### WHAT NEEDS TO BE DONE:
Copy every line from the records below that holds the word "this".

### Data extracted from a collection:
···

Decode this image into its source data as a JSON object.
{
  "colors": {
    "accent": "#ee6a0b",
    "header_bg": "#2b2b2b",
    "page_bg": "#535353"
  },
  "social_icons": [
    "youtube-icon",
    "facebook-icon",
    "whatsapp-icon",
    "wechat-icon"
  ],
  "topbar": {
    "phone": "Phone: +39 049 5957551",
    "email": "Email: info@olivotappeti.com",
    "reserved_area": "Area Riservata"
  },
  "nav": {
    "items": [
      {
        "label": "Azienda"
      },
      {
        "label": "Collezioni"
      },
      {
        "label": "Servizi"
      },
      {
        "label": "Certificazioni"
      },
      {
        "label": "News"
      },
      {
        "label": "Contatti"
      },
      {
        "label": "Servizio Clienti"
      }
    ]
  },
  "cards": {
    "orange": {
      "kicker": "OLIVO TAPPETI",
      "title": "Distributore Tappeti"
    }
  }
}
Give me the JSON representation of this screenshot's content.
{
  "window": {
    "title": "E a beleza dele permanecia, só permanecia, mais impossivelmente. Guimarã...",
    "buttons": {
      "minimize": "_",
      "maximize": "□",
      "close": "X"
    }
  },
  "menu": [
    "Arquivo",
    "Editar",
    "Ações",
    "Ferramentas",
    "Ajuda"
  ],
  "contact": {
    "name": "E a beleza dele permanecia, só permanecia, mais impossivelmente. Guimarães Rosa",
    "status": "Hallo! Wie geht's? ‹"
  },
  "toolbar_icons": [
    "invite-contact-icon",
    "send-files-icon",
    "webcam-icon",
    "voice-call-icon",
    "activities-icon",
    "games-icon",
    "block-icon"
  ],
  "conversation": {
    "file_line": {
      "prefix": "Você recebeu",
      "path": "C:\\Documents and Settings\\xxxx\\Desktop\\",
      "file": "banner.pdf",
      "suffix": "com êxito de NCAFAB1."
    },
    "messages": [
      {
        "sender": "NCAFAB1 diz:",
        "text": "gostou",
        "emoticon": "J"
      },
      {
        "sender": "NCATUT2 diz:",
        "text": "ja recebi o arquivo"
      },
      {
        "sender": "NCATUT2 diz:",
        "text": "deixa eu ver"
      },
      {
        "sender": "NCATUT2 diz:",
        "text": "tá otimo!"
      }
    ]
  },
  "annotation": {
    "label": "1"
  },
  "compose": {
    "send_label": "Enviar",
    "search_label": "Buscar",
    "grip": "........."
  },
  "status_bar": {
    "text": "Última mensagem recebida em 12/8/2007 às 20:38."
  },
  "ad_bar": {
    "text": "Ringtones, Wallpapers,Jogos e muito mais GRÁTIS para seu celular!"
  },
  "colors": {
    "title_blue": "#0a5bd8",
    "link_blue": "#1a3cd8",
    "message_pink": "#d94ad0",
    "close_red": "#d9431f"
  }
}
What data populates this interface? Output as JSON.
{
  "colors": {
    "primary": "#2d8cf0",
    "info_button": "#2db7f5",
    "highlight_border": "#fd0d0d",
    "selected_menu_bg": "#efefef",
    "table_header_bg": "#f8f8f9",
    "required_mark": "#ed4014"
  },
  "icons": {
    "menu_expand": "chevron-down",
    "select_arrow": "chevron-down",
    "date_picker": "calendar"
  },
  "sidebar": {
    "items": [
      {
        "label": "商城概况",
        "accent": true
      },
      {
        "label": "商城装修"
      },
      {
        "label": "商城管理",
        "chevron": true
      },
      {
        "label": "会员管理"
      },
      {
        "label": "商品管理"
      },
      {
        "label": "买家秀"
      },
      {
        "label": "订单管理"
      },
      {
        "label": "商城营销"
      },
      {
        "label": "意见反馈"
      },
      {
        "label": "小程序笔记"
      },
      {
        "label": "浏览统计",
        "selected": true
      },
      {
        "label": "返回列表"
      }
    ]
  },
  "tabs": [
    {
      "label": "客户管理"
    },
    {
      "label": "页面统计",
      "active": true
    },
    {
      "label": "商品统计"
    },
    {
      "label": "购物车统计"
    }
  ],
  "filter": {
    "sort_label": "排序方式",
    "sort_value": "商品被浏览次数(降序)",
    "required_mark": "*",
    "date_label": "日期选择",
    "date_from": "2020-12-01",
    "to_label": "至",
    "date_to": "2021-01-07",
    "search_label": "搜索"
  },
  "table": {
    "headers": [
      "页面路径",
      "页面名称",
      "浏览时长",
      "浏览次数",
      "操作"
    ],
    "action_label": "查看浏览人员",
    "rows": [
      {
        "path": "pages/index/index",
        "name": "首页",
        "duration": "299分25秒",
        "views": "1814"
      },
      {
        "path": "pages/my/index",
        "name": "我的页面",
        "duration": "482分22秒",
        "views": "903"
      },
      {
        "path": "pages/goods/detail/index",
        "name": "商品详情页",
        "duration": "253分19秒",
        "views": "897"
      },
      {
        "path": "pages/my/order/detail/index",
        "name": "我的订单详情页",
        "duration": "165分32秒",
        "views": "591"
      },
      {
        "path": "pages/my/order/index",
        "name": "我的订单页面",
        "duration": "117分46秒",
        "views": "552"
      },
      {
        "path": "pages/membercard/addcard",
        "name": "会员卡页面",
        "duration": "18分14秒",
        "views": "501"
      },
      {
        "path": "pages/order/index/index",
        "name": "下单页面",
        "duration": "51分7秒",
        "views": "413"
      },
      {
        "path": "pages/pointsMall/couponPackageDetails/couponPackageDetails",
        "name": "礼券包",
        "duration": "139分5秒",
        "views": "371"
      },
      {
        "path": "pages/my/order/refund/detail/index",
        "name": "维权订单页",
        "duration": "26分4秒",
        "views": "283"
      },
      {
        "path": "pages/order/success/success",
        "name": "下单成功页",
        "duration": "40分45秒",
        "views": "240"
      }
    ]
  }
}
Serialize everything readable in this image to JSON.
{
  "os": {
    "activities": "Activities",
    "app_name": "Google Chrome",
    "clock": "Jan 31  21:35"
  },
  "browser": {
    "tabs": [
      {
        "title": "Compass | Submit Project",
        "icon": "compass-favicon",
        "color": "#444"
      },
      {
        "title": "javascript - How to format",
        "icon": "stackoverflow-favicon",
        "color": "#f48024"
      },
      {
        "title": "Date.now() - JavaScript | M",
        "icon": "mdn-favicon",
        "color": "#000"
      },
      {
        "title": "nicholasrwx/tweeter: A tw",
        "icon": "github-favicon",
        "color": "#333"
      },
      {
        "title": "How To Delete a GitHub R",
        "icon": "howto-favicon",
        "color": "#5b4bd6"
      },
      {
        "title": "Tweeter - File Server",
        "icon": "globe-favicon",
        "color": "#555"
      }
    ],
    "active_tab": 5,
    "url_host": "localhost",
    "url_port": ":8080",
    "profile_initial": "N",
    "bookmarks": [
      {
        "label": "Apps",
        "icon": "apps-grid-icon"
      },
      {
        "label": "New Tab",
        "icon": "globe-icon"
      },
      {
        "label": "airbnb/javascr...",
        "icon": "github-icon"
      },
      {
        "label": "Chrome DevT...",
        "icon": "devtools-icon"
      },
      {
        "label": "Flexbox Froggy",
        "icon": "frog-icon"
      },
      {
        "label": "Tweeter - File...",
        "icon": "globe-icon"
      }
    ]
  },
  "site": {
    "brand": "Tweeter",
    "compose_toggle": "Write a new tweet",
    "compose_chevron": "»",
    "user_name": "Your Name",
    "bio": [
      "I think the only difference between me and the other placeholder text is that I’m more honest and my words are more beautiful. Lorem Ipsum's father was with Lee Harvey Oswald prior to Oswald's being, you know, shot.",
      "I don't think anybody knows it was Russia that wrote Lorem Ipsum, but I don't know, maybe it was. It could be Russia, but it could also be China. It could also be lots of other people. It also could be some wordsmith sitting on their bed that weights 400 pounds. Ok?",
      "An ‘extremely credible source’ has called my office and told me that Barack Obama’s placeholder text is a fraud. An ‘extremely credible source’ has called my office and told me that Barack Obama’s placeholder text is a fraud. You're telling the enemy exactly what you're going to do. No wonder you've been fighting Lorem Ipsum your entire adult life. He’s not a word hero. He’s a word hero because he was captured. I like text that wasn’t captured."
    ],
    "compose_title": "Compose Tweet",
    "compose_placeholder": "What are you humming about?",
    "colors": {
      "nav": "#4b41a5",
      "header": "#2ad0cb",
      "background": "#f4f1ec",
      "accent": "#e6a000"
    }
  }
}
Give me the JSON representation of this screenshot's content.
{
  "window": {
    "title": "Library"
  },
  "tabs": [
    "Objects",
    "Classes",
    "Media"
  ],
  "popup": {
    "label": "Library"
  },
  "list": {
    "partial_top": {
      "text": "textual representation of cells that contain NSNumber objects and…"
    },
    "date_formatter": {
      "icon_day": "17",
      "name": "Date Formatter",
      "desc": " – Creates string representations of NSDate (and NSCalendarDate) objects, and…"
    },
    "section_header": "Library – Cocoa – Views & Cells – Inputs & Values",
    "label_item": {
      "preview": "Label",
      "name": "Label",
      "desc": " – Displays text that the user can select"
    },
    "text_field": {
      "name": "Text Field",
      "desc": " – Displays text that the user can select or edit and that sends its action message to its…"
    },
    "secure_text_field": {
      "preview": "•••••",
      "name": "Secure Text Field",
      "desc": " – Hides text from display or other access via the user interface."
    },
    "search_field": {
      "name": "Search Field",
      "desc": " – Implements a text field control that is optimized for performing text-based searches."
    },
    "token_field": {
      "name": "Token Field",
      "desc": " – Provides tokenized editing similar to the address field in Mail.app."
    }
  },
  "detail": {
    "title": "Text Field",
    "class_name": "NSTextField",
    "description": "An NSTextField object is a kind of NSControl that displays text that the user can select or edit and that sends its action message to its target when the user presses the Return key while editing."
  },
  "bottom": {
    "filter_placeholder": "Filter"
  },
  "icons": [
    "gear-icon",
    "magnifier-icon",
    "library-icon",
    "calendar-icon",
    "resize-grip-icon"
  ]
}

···

### WRITTEN SOLUTION:
Decode this image into its source data as a JSON object.
Give me the JSON representation of this screenshot's content.
What data populates this interface? Output as JSON.
Serialize everything readable in this image to JSON.
Give me the JSON representation of this screenshot's content.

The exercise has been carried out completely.